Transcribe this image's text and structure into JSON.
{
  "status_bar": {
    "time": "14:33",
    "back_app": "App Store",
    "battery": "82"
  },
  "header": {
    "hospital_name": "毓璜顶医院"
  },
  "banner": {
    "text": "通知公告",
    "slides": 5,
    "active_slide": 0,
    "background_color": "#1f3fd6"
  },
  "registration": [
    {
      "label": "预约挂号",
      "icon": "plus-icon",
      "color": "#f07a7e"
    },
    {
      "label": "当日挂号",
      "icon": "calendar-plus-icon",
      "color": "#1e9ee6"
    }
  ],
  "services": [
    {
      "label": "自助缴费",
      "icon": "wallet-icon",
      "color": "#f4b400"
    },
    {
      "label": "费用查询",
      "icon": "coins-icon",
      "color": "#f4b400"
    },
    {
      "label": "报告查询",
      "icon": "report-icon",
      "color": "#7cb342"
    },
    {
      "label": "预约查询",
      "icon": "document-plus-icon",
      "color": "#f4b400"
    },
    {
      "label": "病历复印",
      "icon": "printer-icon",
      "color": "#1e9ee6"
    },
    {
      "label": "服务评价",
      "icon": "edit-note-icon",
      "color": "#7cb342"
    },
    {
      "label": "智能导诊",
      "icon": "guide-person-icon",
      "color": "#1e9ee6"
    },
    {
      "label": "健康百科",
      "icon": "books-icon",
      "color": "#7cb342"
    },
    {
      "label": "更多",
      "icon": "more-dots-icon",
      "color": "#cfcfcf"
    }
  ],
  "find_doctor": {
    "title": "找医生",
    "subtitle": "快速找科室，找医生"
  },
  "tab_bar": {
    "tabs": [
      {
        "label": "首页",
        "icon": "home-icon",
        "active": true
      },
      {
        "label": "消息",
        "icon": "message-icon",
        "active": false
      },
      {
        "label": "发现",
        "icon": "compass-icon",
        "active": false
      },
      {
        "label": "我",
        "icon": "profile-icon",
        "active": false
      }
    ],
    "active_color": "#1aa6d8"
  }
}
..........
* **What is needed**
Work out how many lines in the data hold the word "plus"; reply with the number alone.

* **Solution**
3